Source information START

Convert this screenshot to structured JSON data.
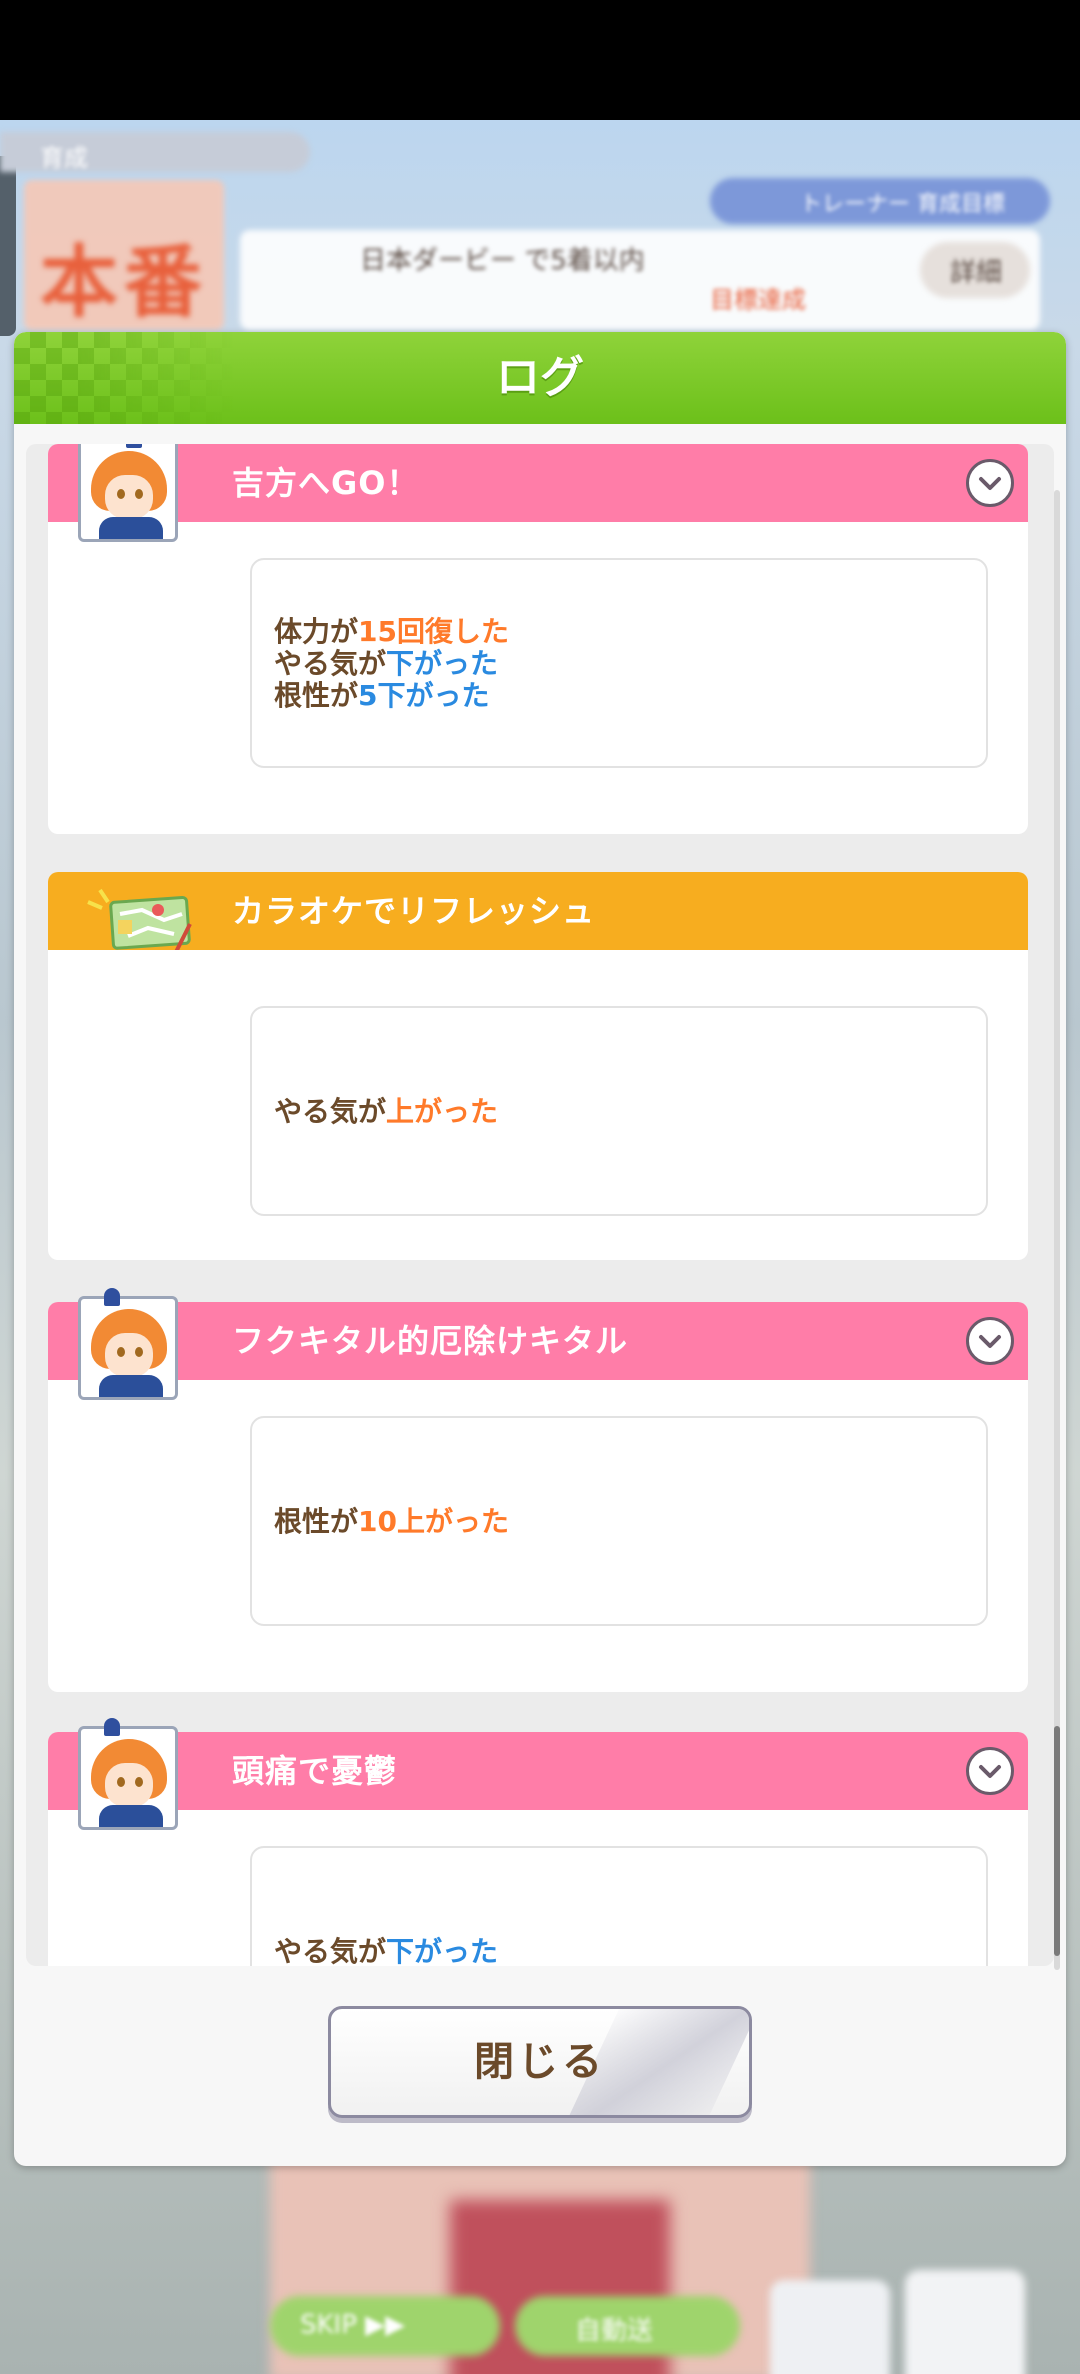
{
  "background": {
    "top_chip": "育成",
    "big_text": "本番",
    "trainer_badge": "トレーナー 育成目標",
    "goal_text": "日本ダービー で5着以内",
    "goal_red": "目標達成",
    "goal_button": "詳細",
    "skip_button": "SKIP ▶▶",
    "auto_button": "自動送"
  },
  "dialog": {
    "title": "ログ",
    "close_label": "閉じる"
  },
  "entries": [
    {
      "title": "吉方へGO！",
      "effects": [
        [
          {
            "t": "体力が",
            "c": "normal"
          },
          {
            "t": "15回復した",
            "c": "up"
          }
        ],
        [
          {
            "t": "やる気が",
            "c": "normal"
          },
          {
            "t": "下がった",
            "c": "down"
          }
        ],
        [
          {
            "t": "根性が",
            "c": "normal"
          },
          {
            "t": "5下がった",
            "c": "down"
          }
        ]
      ]
    },
    {
      "title": "カラオケでリフレッシュ",
      "effects": [
        [
          {
            "t": "やる気が",
            "c": "normal"
          },
          {
            "t": "上がった",
            "c": "up"
          }
        ]
      ]
    },
    {
      "title": "フクキタル的厄除けキタル",
      "effects": [
        [
          {
            "t": "根性が",
            "c": "normal"
          },
          {
            "t": "10上がった",
            "c": "up"
          }
        ]
      ]
    },
    {
      "title": "頭痛で憂鬱",
      "effects": [
        [
          {
            "t": "やる気が",
            "c": "normal"
          },
          {
            "t": "下がった",
            "c": "down"
          }
        ]
      ]
    }
  ],
  "colors": {
    "header_green": "#7cc52a",
    "entry_pink": "#ff7da8",
    "entry_orange": "#f7ad1f",
    "value_up": "#ff7a2a",
    "value_down": "#2a8ae0",
    "text_brown": "#6b4a2a"
  },
  "icons": {
    "chevron": "chevron-down-icon",
    "character": "character-portrait-icon",
    "event": "karaoke-map-icon"
  }
}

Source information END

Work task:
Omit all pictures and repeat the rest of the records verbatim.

Your solution:
Convert this screenshot to structured JSON data.
{
  "background": {
    "top_chip": "育成",
    "big_text": "本番",
    "trainer_badge": "トレーナー 育成目標",
    "goal_text": "日本ダービー で5着以内",
    "goal_red": "目標達成",
    "goal_button": "詳細",
    "skip_button": "SKIP ▶▶",
    "auto_button": "自動送"
  },
  "dialog": {
    "title": "ログ",
    "close_label": "閉じる"
  },
  "entries": [
    {
      "title": "吉方へGO！",
      "effects": [
        [
          {
            "t": "体力が",
            "c": "normal"
          },
          {
            "t": "15回復した",
            "c": "up"
          }
        ],
        [
          {
            "t": "やる気が",
            "c": "normal"
          },
          {
            "t": "下がった",
            "c": "down"
          }
        ],
        [
          {
            "t": "根性が",
            "c": "normal"
          },
          {
            "t": "5下がった",
            "c": "down"
          }
        ]
      ]
    },
    {
      "title": "カラオケでリフレッシュ",
      "effects": [
        [
          {
            "t": "やる気が",
            "c": "normal"
          },
          {
            "t": "上がった",
            "c": "up"
          }
        ]
      ]
    },
    {
      "title": "フクキタル的厄除けキタル",
      "effects": [
        [
          {
            "t": "根性が",
            "c": "normal"
          },
          {
            "t": "10上がった",
            "c": "up"
          }
        ]
      ]
    },
    {
      "title": "頭痛で憂鬱",
      "effects": [
        [
          {
            "t": "やる気が",
            "c": "normal"
          },
          {
            "t": "下がった",
            "c": "down"
          }
        ]
      ]
    }
  ],
  "colors": {
    "header_green": "#7cc52a",
    "entry_pink": "#ff7da8",
    "entry_orange": "#f7ad1f",
    "value_up": "#ff7a2a",
    "value_down": "#2a8ae0",
    "text_brown": "#6b4a2a"
  },
  "icons": {
    "chevron": "chevron-down-icon",
    "character": "character-portrait-icon",
    "event": "karaoke-map-icon"
  }
}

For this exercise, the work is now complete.